A new strategy guide published this week by New York City Chief Technology Officer John Paul Farmer highlights the city’s current artificial-intelligence research while proposing a future in which AI touches virtually every municipal process.
The 116-page strategy, including a 31-page “AI Primer” that outlines the basics of artificial intelligence and machine learning, is “relevant to every agency,” Farmer told StateScoop.
Farmer’s office interviewed representatives from more than 50 organizations, including city agencies, universities, technology companies and local nonprofits to gather information for the “foundational” strategy. He said those interviews included which applications the city could use, and how the city might shift its procurement approach when obtaining new, AI-powered technologies.
While it doesn’t make sense for every agency to purchase an AI-powered solution right away, the prevalence of AI in data analysis will ensure that every agency is impacted by the city’s investment in the technology, said Neal Parikh, the director of artificial intelligence in Farmer’s office.

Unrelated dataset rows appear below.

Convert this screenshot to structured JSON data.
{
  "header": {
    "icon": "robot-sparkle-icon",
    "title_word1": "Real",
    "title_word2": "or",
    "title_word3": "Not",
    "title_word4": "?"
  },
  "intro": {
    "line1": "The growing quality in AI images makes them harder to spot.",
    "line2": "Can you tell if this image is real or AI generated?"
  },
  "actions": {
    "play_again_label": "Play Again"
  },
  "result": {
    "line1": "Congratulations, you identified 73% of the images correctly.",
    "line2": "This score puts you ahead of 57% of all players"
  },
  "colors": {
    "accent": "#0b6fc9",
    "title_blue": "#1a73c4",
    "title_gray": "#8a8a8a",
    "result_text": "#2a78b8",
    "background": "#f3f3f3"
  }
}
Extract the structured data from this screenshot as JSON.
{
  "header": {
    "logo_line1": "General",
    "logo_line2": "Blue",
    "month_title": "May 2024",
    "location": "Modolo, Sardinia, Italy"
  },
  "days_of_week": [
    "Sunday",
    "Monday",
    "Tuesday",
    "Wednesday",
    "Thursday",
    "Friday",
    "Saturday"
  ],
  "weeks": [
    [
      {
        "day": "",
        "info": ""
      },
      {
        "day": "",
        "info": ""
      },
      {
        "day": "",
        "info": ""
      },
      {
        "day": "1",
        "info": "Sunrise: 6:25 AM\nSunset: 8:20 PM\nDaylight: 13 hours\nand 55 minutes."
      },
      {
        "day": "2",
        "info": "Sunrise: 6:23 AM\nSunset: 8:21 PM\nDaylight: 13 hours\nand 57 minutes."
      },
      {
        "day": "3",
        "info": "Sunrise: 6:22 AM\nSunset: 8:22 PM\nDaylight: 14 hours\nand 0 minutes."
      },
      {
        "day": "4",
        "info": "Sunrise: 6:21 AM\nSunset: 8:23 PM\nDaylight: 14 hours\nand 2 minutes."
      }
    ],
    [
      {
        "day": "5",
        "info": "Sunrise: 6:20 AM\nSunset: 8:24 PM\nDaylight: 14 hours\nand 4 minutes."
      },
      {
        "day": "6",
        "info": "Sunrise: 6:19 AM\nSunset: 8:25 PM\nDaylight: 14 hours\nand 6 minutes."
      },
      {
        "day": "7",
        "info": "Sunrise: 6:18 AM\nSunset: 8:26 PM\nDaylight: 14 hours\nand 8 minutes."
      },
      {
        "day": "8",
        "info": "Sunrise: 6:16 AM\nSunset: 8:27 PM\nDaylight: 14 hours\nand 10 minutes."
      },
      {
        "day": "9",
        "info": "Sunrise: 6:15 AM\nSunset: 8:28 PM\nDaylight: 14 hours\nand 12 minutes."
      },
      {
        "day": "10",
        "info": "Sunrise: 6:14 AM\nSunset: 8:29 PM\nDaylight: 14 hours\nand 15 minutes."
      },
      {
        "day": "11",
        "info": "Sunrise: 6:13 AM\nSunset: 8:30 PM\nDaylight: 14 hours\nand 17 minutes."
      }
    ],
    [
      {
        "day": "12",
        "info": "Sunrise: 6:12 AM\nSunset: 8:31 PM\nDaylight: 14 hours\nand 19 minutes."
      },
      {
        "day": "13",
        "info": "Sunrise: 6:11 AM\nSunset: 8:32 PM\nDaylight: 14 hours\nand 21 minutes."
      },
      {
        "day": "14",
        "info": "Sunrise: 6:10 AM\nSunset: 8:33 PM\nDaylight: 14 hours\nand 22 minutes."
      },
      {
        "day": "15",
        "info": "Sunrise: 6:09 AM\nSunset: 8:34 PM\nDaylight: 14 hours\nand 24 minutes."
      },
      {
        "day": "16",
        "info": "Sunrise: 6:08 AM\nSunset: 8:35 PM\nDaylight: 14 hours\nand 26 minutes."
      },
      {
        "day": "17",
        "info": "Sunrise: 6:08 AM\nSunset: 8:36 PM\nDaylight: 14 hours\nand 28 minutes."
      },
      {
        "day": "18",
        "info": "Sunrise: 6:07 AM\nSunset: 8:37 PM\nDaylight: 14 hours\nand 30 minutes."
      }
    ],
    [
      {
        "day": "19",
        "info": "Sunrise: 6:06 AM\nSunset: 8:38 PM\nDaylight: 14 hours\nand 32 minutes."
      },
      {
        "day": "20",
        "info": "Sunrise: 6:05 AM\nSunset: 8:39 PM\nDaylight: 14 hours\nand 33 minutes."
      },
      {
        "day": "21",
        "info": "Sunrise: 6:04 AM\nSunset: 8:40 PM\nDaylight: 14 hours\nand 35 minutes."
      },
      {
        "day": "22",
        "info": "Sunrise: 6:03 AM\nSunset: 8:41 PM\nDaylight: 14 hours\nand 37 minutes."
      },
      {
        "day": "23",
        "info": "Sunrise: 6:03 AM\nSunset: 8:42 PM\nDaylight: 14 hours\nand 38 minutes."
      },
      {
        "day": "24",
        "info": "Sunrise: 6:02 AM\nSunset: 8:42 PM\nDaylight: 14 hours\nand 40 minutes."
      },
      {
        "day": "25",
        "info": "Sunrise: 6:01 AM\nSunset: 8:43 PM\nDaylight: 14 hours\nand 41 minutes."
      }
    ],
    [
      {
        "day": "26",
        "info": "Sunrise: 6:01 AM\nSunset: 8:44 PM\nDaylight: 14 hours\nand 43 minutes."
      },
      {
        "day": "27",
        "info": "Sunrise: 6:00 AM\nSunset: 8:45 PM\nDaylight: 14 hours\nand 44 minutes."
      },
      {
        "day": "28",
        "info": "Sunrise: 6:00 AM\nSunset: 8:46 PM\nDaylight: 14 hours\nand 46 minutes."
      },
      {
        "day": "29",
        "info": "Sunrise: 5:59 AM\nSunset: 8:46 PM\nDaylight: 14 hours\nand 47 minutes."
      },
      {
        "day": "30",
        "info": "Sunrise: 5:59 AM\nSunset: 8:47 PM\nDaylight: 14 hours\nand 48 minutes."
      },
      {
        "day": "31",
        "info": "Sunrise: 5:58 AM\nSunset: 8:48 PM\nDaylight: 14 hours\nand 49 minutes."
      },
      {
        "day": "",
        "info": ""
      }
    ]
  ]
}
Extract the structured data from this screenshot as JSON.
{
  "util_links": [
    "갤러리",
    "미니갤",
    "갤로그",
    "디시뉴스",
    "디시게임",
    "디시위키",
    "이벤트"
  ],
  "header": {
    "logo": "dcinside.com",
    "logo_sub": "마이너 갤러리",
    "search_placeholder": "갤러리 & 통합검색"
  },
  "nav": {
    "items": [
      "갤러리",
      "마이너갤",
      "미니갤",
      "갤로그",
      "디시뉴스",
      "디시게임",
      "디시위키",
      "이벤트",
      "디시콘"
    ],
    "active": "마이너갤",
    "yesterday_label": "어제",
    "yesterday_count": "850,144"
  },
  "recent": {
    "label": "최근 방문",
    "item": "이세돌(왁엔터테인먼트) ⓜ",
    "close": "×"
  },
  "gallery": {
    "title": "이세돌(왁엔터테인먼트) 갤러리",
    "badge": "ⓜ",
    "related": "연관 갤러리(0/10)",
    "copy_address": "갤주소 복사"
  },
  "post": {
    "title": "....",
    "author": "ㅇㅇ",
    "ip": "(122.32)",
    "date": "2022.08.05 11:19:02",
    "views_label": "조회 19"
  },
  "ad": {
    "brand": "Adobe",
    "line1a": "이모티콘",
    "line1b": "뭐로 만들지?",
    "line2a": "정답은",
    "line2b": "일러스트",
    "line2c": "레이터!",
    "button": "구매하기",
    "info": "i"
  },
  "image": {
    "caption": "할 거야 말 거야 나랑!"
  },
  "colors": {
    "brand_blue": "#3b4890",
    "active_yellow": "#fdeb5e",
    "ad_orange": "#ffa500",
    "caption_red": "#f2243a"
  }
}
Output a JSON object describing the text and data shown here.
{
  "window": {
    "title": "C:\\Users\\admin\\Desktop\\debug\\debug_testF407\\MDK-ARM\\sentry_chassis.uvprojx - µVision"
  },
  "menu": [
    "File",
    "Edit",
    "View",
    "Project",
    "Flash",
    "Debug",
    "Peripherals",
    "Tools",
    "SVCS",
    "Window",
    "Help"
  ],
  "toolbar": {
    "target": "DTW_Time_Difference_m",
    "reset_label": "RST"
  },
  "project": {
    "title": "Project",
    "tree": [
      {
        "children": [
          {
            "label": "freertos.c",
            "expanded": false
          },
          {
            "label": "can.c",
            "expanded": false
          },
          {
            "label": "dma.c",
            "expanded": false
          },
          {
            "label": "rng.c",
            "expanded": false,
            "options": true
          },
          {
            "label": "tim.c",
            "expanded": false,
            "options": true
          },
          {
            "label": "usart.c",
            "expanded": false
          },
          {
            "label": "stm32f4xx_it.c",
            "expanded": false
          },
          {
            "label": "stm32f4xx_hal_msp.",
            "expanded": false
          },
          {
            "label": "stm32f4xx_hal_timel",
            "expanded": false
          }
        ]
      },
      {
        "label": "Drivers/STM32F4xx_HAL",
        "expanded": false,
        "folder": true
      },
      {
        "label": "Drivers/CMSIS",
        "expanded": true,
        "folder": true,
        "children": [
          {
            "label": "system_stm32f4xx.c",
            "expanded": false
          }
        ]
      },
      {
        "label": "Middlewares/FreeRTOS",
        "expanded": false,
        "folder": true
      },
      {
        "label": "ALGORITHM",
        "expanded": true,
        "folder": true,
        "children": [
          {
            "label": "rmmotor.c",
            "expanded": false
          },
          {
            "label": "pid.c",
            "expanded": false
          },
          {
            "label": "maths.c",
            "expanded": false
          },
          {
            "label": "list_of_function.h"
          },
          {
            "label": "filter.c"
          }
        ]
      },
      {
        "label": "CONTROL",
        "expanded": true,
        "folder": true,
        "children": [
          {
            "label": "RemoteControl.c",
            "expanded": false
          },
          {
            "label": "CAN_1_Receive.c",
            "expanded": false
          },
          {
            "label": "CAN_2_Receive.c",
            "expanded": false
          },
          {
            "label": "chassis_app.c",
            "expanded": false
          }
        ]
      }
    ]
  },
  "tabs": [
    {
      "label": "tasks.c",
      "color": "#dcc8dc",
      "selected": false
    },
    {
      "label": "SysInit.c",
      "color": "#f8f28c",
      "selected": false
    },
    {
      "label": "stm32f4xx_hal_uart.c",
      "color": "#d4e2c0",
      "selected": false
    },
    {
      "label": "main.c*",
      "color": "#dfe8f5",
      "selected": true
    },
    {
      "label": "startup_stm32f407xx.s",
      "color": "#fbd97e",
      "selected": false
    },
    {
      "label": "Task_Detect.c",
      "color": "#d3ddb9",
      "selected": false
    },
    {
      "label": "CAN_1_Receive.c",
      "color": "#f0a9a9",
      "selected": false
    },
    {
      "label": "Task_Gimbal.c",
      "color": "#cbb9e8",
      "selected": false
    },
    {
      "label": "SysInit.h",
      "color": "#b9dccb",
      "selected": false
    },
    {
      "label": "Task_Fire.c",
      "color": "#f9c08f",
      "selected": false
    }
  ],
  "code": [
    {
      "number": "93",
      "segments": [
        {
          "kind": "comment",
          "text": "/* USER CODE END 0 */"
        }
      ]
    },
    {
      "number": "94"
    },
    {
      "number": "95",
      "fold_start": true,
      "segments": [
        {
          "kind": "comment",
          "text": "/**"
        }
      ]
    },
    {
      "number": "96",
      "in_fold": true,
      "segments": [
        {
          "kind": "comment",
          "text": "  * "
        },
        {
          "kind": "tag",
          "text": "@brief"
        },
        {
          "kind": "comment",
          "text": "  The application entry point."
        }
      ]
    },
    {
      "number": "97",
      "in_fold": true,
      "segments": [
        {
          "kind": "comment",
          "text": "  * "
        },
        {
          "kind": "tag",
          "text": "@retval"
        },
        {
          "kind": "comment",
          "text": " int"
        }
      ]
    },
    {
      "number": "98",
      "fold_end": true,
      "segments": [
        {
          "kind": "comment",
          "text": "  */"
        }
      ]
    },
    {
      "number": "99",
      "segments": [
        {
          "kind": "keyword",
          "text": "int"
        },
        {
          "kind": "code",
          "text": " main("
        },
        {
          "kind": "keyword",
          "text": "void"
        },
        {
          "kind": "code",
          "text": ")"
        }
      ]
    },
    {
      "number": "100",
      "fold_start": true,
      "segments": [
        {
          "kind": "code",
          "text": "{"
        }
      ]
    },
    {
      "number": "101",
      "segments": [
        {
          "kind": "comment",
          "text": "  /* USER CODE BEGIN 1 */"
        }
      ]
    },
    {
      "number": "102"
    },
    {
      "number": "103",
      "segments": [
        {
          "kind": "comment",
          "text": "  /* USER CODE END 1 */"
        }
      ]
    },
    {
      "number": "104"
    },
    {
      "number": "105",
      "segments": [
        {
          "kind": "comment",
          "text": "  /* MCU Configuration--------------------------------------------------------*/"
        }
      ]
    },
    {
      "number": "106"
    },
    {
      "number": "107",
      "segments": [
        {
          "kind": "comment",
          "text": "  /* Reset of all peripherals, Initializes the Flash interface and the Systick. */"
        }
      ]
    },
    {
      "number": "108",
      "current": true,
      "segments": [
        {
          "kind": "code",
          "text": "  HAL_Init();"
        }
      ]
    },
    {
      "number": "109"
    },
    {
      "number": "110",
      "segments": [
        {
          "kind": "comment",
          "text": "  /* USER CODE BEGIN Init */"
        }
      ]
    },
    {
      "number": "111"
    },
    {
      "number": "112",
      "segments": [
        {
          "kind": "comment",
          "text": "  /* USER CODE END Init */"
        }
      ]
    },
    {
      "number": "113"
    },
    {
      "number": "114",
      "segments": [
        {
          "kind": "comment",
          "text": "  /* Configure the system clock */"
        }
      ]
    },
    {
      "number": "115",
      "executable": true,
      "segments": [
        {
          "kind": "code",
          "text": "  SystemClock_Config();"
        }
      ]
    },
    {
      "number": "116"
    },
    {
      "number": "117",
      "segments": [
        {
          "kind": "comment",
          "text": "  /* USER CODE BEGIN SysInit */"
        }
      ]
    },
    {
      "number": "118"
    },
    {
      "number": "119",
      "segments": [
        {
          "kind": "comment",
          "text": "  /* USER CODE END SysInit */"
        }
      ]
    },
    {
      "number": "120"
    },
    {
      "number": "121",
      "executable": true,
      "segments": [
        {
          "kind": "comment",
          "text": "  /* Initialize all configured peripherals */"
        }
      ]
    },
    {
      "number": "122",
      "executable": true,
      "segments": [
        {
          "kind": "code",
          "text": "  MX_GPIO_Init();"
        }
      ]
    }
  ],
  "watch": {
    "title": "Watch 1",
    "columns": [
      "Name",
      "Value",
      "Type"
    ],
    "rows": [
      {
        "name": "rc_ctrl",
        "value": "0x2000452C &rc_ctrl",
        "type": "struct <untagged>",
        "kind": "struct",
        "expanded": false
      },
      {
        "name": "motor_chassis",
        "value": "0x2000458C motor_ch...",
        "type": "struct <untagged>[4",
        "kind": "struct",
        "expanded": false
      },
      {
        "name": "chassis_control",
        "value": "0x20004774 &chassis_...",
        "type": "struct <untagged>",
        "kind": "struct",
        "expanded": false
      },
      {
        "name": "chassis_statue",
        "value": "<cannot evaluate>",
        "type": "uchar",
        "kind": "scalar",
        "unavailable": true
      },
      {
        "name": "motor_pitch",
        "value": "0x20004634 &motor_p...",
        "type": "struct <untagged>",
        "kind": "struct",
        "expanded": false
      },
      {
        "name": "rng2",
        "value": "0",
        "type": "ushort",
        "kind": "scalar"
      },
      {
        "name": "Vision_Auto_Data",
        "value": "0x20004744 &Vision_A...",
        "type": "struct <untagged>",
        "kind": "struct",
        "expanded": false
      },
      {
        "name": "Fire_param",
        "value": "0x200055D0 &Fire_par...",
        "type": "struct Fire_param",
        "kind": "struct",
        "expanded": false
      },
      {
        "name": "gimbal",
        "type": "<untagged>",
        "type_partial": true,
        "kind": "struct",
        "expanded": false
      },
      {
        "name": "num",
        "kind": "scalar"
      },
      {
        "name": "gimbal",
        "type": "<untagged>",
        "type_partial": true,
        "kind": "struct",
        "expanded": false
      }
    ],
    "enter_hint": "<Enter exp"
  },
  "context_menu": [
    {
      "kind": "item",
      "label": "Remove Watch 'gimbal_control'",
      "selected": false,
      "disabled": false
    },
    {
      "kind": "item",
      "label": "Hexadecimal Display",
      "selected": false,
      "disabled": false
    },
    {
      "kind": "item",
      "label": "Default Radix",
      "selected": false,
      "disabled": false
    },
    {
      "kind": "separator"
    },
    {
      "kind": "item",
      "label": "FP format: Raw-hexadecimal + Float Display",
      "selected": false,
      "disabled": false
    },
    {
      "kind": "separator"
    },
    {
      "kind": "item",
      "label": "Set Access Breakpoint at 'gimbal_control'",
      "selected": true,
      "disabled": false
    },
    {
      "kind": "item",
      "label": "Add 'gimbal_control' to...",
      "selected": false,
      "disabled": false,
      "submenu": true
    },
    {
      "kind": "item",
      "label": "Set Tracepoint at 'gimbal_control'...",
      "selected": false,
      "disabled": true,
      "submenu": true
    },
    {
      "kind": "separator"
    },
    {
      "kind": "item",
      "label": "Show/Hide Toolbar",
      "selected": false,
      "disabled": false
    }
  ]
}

“The different ways in which different parts of the city government interact with the topic of AI. In some cases it’s sort of direct AI applications, in other cases its policy, in other cases its education and in other cases its public engagement,” Parikh said.
The guide also outlines the city’s current AI use cases and related policies. While some agencies, like the Department of Mental Health and Hygiene, use AI and machine-learning tools directly, others like the Mayor’s Office of Contract Services are only impacted indirectly (such as when it reviews contracts).
To expand the AI use citywide, though, Farmer and Parikh said New York needs to modernize its data infrastructure — something that would yield “a wide range of benefits above and beyond their potential use in actual AI applications,” the guide reads.
“The next step is modernizing the city’s data infrastructure, because you can’t slap AI on something if the data itself isn’t ready to work with the tools and if the data isn’t representative,” Farmer said. “That’s a recipe to not get the results you want to see.”
More specifically, the report recommends that the city adopt a “central framework” that individual agencies could use to build out their data strategies, as well as establish working groups with city leaders to ensure those strategies are consistent with one another. The city also can’t hire data engineers or AI experts without a robust data ecosystem in place first, the report concluded.
Farmer said any AI-focused collaborations that the city would like to establish with universities, businesses or nonprofits face similar roadblocks.
“In terms of partnerships, we want to grow productive external partnerships, because ultimately, no matter how much we upscale or bring in AI-know-how into government, there’s going to be so much more outside that’s with academia, with research labs, with businesses of all sizes,” he said. “So it’s about forming the appropriate partnerships so we really are bringing benefits to people’s daily lives.”
To identify the most promising use cases for AI in city government, the report recommends that leaders select a mix of agencies to review the best ways the technology can be applied. A “central interdisciplinary team” of experts could then recommend and approve AI-focused use cases, including “making human decisions more transparent and rigorous, directly addressing social problems or delivering social services,” the guide states.
Parikh and Farmer said that although the strategy is intended for city-government executives, they plan to conduct public engagement to ensure that residents are aware of how AI is used in their communities.
“The fact that public engagement in AI is at a very early stage presents an excellent opportunity for New York City to creatively explore and help define this space, but these initiatives should be approached in an experimental spirit,” the strategy reads.